Landmark in Dusseldorf harbour
The port of Dusseldorf has transformed itself from a trading centre to a reloading point for ideas. David Chipperfield, Frank Gehry and Renzo Piano are among the star architects whose buildings extend the formal language of architecture – thus creating a home for creativity: the Media Harbour. The Wolkenbügel is the extraordinary landmark at its southern end.
WOLKENBÜGEL IN DETAIL
Room in suspension
In 1926 the Wolkenbügel caused a sensation at the Great Berlin Art Exhibition. With his design, the Russian sky stormer, graphic artist and architect El Lissitzy (1890-1941) created a radical building. As a counter-design to the New York skyscrapers, he discovered the floating horizontal. Wansleben Architekten (Cologne) realized the bold concept around 80 years later at the turn of the millennium. The result: a 35-metre long, crane-like cantilevered bridge girder, which connects the most modern office and event areas on 7,293 m² in a self-supporting manner.
Anchorage for media

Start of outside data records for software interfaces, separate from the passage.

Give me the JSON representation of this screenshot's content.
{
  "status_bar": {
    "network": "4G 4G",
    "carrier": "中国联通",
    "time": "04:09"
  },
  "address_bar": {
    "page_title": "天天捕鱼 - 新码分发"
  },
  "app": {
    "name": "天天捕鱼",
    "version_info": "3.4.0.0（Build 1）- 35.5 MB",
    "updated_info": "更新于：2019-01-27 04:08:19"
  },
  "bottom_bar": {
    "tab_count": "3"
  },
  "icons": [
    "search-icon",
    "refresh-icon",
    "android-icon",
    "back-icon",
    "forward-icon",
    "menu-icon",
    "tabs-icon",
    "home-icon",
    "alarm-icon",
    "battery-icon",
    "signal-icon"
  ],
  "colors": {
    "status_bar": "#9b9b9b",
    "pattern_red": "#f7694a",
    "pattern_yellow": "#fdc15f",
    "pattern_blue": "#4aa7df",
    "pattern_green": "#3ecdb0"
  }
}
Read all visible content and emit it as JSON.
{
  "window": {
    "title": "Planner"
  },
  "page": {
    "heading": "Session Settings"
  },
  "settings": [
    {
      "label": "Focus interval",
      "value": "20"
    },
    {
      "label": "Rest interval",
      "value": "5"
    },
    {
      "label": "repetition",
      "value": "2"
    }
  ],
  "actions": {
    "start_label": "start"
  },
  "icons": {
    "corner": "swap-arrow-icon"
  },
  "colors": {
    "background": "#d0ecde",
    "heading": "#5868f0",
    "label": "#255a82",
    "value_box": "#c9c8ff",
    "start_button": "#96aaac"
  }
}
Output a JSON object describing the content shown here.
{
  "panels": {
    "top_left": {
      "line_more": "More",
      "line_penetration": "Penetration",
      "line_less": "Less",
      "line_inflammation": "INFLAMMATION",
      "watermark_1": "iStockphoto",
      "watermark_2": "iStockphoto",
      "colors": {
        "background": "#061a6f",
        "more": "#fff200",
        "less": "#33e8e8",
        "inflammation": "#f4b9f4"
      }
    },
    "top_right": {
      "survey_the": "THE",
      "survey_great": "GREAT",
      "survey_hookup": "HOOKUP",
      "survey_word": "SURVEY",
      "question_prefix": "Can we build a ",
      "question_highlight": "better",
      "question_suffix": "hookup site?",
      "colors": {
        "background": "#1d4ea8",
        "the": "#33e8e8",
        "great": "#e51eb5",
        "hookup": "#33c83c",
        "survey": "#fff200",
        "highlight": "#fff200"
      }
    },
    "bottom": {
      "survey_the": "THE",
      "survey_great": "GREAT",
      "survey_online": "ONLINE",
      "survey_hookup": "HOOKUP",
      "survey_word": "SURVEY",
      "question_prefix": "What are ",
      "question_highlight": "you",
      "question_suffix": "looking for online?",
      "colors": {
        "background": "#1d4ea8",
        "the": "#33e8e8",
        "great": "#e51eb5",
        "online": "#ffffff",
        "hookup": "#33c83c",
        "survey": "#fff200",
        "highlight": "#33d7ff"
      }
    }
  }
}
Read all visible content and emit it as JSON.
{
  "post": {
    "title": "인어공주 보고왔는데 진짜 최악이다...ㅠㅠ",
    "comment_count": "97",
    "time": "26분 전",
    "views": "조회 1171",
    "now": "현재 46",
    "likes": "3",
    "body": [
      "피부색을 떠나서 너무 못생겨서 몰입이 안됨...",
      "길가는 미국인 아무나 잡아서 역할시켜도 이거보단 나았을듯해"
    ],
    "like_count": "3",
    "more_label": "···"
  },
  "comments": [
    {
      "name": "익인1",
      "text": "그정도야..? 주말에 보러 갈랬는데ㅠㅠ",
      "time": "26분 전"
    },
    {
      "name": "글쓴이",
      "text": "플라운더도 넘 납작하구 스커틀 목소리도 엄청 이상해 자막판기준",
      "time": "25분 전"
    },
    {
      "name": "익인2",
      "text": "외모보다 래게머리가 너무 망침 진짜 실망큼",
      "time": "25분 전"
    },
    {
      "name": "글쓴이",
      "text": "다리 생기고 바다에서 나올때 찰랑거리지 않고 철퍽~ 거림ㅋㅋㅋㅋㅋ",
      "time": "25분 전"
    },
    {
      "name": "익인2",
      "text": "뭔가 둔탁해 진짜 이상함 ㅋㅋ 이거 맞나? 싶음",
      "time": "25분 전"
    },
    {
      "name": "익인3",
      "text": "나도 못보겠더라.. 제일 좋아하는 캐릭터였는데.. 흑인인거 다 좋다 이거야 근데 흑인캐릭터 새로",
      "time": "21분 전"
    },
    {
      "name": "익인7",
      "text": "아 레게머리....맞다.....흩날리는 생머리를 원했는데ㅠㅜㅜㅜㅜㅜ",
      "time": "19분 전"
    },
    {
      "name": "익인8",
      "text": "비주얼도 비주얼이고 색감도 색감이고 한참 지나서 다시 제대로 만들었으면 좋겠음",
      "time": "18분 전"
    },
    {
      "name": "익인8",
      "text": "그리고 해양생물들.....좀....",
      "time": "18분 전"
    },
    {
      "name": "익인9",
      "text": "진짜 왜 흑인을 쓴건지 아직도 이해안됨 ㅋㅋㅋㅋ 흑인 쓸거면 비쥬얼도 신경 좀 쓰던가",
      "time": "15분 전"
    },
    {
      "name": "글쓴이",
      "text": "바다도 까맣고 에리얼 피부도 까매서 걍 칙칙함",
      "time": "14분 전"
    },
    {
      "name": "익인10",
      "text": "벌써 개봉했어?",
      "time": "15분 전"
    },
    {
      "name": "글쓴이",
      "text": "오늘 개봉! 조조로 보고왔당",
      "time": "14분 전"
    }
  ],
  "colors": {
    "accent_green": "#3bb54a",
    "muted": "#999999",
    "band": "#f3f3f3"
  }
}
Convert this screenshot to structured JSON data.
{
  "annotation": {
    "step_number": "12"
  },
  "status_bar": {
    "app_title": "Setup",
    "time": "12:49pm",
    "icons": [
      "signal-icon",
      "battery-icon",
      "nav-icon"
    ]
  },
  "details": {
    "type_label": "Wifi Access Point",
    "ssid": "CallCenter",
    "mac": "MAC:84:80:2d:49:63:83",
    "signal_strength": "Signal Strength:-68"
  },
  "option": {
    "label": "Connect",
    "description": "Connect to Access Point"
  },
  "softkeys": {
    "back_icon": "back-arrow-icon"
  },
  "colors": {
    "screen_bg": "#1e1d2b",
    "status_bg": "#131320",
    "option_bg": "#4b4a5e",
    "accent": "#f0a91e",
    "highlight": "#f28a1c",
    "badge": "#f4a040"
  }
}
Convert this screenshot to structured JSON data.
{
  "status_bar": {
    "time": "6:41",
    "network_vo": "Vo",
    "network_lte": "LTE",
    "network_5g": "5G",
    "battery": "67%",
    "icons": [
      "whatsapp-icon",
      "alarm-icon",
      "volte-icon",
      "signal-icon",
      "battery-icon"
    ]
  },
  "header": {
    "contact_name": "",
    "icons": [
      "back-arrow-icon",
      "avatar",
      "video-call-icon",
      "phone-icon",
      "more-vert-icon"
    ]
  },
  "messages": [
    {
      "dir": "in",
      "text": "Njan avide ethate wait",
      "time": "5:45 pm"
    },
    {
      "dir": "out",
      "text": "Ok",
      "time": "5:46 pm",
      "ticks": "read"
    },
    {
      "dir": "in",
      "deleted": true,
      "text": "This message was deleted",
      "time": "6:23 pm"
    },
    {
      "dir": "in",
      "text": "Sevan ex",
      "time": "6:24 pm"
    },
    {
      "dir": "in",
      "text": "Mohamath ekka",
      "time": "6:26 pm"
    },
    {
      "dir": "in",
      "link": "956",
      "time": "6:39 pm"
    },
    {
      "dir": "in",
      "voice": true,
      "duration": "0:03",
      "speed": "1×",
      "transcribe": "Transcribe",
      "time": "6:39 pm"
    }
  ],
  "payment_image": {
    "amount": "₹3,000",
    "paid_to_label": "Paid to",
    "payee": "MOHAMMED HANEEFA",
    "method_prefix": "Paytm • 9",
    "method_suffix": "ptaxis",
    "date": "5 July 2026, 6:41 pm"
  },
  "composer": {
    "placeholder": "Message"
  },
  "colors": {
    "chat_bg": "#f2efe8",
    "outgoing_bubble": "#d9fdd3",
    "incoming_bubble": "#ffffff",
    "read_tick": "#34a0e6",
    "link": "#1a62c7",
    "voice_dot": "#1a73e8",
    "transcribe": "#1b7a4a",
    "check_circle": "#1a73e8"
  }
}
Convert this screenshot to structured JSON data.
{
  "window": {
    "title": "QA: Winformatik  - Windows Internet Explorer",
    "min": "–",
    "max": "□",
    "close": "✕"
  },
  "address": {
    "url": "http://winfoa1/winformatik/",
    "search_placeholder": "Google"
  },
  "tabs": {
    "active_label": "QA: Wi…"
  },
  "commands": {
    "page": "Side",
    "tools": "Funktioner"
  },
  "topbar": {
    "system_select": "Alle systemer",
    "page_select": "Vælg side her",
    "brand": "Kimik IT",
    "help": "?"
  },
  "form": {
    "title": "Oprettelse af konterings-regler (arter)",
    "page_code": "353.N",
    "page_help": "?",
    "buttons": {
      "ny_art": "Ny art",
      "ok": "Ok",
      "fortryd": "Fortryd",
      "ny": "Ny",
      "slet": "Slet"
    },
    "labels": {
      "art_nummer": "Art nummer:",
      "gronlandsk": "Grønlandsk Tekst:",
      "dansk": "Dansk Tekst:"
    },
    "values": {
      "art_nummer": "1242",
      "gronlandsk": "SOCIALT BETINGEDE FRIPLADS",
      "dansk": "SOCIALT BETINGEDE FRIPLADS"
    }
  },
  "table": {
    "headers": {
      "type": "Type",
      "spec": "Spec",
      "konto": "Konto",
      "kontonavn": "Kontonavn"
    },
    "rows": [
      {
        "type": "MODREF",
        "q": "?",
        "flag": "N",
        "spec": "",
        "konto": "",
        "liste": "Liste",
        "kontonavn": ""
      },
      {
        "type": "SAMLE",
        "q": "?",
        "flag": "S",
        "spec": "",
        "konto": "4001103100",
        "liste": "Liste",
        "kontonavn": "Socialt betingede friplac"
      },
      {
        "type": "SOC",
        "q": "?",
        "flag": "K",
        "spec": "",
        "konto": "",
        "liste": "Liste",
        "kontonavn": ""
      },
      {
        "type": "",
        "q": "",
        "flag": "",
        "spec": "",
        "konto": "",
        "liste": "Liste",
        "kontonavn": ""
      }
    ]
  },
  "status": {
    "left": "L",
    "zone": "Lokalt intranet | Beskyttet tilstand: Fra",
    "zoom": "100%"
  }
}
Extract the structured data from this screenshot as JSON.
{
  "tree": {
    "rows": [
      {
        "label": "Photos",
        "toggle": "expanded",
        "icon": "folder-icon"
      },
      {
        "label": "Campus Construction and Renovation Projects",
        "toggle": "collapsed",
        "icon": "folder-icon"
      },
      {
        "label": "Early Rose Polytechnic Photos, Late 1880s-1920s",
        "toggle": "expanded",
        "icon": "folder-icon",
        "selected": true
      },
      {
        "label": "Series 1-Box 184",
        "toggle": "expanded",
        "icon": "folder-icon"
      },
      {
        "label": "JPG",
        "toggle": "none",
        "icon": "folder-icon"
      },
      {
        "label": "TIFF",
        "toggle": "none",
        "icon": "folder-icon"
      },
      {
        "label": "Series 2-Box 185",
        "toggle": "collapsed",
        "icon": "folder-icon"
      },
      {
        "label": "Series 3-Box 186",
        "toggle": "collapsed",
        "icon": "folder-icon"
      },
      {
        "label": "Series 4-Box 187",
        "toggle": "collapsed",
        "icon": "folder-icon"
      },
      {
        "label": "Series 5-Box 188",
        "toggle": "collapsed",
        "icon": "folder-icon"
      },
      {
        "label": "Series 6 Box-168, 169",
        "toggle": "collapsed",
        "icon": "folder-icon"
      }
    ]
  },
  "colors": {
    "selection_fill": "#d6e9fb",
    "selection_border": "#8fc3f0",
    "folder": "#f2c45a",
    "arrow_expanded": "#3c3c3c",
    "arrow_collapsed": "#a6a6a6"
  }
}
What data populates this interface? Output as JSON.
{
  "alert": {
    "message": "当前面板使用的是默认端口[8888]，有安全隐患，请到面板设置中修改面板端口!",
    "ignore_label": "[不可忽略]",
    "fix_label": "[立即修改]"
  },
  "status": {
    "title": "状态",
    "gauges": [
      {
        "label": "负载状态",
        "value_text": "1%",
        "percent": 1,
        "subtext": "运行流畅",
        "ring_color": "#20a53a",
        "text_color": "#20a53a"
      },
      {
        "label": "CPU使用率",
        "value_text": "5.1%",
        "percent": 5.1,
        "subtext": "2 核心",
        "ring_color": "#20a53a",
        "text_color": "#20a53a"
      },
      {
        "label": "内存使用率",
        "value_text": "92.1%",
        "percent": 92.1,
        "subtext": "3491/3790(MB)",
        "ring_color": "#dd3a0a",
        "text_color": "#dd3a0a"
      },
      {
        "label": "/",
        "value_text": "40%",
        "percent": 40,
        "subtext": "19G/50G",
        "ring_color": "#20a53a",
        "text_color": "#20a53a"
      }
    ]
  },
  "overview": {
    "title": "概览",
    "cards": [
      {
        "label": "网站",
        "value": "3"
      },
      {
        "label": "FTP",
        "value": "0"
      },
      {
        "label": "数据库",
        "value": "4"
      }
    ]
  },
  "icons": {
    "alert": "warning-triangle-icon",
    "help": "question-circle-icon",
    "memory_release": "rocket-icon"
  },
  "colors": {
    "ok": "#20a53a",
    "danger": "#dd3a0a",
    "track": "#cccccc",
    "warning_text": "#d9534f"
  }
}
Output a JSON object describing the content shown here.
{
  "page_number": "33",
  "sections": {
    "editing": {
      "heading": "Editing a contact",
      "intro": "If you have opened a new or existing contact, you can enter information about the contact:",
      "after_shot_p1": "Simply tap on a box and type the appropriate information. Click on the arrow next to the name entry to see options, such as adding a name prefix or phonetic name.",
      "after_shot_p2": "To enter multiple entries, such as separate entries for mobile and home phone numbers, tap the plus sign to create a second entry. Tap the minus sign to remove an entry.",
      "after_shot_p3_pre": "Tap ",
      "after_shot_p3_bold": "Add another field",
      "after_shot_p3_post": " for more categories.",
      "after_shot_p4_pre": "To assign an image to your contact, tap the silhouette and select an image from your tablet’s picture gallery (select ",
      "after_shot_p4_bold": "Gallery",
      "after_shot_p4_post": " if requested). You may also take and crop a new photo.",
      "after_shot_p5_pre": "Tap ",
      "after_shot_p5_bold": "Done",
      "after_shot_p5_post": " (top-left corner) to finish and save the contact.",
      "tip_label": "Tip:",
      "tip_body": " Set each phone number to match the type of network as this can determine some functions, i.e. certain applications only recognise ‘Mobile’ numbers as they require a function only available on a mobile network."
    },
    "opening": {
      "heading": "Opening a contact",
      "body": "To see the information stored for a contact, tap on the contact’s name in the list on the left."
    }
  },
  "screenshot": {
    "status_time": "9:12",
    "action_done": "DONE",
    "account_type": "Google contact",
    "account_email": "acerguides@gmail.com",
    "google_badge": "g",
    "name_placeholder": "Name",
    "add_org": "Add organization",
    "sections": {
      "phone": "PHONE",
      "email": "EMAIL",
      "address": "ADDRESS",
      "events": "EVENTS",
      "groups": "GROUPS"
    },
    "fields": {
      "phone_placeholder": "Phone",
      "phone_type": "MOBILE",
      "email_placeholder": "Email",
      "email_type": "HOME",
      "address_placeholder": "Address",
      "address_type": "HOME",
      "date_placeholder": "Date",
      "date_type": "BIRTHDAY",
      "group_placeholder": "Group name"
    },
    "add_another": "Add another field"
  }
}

In times of structural change, Dusseldorf’s commercial port threatened to silt-up. But the city, which carries the anchor in the city coat of arms, created a way to transfer the shipping heritage into a digital future with the vision of the Media Harbour. The port advanced to become a rolemodel district, which today is home to media, communication, advertising and gastronomy. The 2,964 m² site at the commercial port 2-4 is part of this vision, which is embodied outstandingly by the Wolkenbügel consisting of a bridge girder, an event hall and the listed pump house, which has been converted into an office building.
Quickly at the quay edge
The Media Harbor has excellent connections by tram, bus and individual transport. It takes fifteen Minutes by train from the main railway station to the Media Harbour, and the Rhine railway runs every ten minutes to the new tram stations “Speditionsstraße” and “Medienhafen, Kesselstraße”.